With everything in me, I don’t want to write this post. But given the Chik-Fil-A controversy and, more broadly, the constant attention to same-sex-related topics in the news, on Facebook, and basically everywhere I turn in daily life, I feel I must. Fair warning: there is more heat in this post than I’d like. And my words won’t be as “worked out” as I’d like. But I am pleading for a little bit of sanity and charity. So I’m sticking my neck out and my nose in.
To try to keep the aim of my post in focus, let me lay down a couple of qualifications. Right now, my attention is on the so-called progressive anger at Chik-Fil-A and at the unwise, unguarded and foolish statements of people like Rahm Emanuel. I want anyone who might wonder about my intentions, however, to understand that I’m not any happier with the way the conservative culture warriors go at this issue, either. When First Baptist Church, Dallas, puts “Gay is not OK” on the sign out in front of their building, they are contributing to the problem rather than the solution. They made a political statement, not a pastoral one. It was a slogan, a sound bite. I’m not saying that people at First Baptist are horrible, awful people. They are my brothers and sisters in Christ. I’m just trying to say that putting a slogan on a church sign on such a sensitive topic is a foolish and clumsy and potentially (at the very least) cruel way of operating.

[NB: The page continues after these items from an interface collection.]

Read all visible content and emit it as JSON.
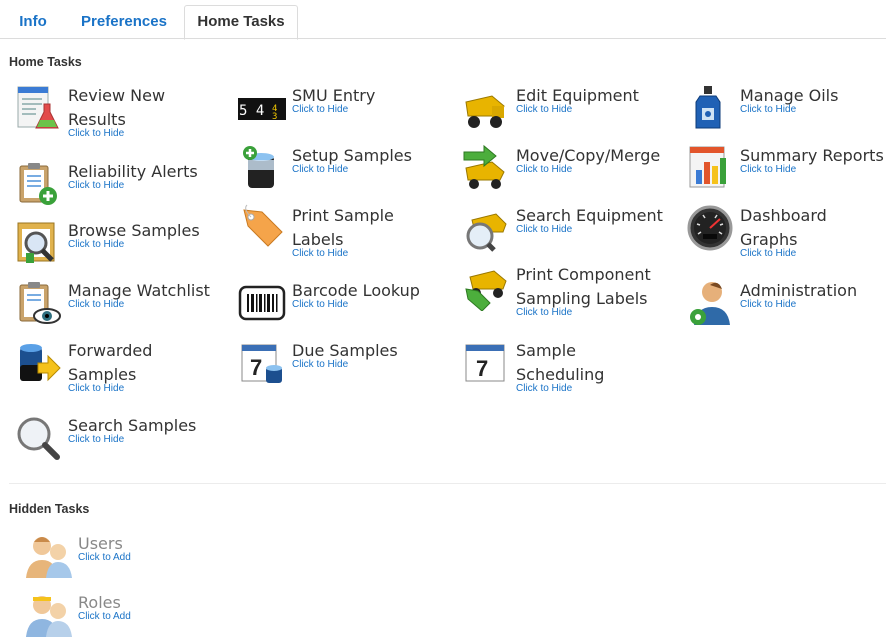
{
  "tabs": [
    {
      "label": "Info",
      "active": false
    },
    {
      "label": "Preferences",
      "active": false
    },
    {
      "label": "Home Tasks",
      "active": true
    }
  ],
  "home_tasks": {
    "title": "Home Tasks",
    "tasks": [
      {
        "label": "Review New Results",
        "action": "Click to Hide",
        "icon": "report-flask-icon"
      },
      {
        "label": "Reliability Alerts",
        "action": "Click to Hide",
        "icon": "clipboard-add-icon"
      },
      {
        "label": "Browse Samples",
        "action": "Click to Hide",
        "icon": "browse-magnifier-icon"
      },
      {
        "label": "Manage Watchlist",
        "action": "Click to Hide",
        "icon": "clipboard-eye-icon"
      },
      {
        "label": "Forwarded Samples",
        "action": "Click to Hide",
        "icon": "bottle-forward-arrow-icon"
      },
      {
        "label": "Search Samples",
        "action": "Click to Hide",
        "icon": "magnifier-icon"
      },
      {
        "label": "SMU Entry",
        "action": "Click to Hide",
        "icon": "odometer-counter-icon"
      },
      {
        "label": "Setup Samples",
        "action": "Click to Hide",
        "icon": "bottle-add-icon"
      },
      {
        "label": "Print Sample Labels",
        "action": "Click to Hide",
        "icon": "tag-label-icon"
      },
      {
        "label": "Barcode Lookup",
        "action": "Click to Hide",
        "icon": "barcode-icon"
      },
      {
        "label": "Due Samples",
        "action": "Click to Hide",
        "icon": "calendar-bottle-icon"
      },
      {
        "label": "Edit Equipment",
        "action": "Click to Hide",
        "icon": "dump-truck-icon"
      },
      {
        "label": "Move/Copy/Merge",
        "action": "Click to Hide",
        "icon": "truck-arrow-icon"
      },
      {
        "label": "Search Equipment",
        "action": "Click to Hide",
        "icon": "truck-magnifier-icon"
      },
      {
        "label": "Print Component Sampling Labels",
        "action": "Click to Hide",
        "icon": "truck-tag-icon"
      },
      {
        "label": "Sample Scheduling",
        "action": "Click to Hide",
        "icon": "calendar-icon"
      },
      {
        "label": "Manage Oils",
        "action": "Click to Hide",
        "icon": "oil-bottle-icon"
      },
      {
        "label": "Summary Reports",
        "action": "Click to Hide",
        "icon": "bar-chart-report-icon"
      },
      {
        "label": "Dashboard Graphs",
        "action": "Click to Hide",
        "icon": "speedometer-icon"
      },
      {
        "label": "Administration",
        "action": "Click to Hide",
        "icon": "admin-user-key-icon"
      }
    ]
  },
  "hidden_tasks": {
    "title": "Hidden Tasks",
    "tasks": [
      {
        "label": "Users",
        "action": "Click to Add",
        "icon": "users-icon"
      },
      {
        "label": "Roles",
        "action": "Click to Add",
        "icon": "roles-icon"
      }
    ]
  },
  "colors": {
    "link": "#1a73c7",
    "text": "#333333",
    "muted": "#888888",
    "border": "#dcdcdc"
  }
}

But as I said, I’m more concerned at this moment with the either-or thinking that attends the Chik-Fil-A controversy. Apparently, we -the public – have two options. We can either get on board with full, unqualified approval of same-sex activity, including and especially gay marriage or we can be smoked out into the bright light of day as the bigots and haters that we evidently are.
Are these my only options? Really? Don’t make me make that choice.
Please don’t set up the false dichotomy, the “either-or” of unreserved approval or unqualified condemnation. These are not the only two choices.
The truth is, most of us don’t know exactly what we think about same sex attraction, sexual identity, same sex marriage and any other of the numerous related topics. We have opinions, yes, but we’re not 100% sure of our opinions. Most people just want to get along, be good neighbors. Most people don’t want anyone to suffer. We want people to lead good and productive lives. Gay, bi-, trans-, straight, whoever. We can’t stand slurs, sick jokes, or bullying. Whatever we think about moral questions and policy matters, we want peaceful relations and fairness for all. Our hearts are torn. We have opinions and we know those opinions in some ways “go against” people we love.
If you call yourself a progressive and you simply cannot possibly understand why anyone like a Dan Cathy (or me) might think the way he does, then instead of calling for his head, listen. You may think you have science and rationality on your side. And you may. You may think that you understand civil and human rights better than the rest of us. And you may. But you also may not. You may not know everything there is to know about sexuality. Or morality. Or how to think about them. You might actually learn something by listening to your opponents. (I know, conservatives need to do the same thing. But stay on point here for a minute.) It’s time for a little epistemic humility from the progressives – the noisy ones, at least.
I deplore and repudiate hatred toward anyone. But I also do not believe that the only compassionate conclusion regarding same sex activity is unqualified approval. That very thought puts me at ideological odds with people whom I love deeply, closely. But don’t you dare say that I’m homophobic, or that I’m guilty of bad motive, or that I’m just not well-informed enough.
Do not patronize, demonize or politicize. Don’t make me make a dangerous and false choice between two phoney options. Don’t make me make that choice. I won’t do it.